Find each line in the records below that contains the word "icon", and copy it out.
+-------+
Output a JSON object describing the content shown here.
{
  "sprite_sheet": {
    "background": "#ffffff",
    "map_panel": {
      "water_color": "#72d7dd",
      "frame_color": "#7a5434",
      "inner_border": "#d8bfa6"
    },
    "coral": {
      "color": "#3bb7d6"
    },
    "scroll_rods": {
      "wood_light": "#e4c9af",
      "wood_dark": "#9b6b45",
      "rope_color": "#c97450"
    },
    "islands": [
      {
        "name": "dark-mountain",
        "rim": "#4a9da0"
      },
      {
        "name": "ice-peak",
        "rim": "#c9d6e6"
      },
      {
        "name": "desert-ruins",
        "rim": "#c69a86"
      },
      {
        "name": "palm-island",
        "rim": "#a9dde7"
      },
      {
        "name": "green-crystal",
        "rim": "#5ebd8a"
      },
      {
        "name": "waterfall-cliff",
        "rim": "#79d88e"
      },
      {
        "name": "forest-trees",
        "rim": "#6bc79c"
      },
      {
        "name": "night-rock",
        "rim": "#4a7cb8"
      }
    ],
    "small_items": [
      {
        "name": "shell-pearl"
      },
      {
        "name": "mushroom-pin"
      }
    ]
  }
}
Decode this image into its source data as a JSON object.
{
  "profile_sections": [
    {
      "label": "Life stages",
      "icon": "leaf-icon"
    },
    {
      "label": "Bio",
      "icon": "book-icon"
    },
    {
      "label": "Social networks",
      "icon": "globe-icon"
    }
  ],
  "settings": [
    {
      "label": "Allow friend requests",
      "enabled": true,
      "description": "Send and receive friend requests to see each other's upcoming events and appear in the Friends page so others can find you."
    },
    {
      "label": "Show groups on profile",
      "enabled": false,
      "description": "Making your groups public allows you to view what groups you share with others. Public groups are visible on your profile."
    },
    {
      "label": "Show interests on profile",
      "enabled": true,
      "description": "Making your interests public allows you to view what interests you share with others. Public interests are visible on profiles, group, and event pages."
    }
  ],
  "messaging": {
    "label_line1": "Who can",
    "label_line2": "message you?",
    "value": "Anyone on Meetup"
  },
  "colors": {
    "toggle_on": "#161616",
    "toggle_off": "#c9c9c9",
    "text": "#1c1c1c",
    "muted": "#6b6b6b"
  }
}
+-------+
- **Exercise output**
      "icon": "leaf-icon"
      "icon": "book-icon"
      "icon": "globe-icon"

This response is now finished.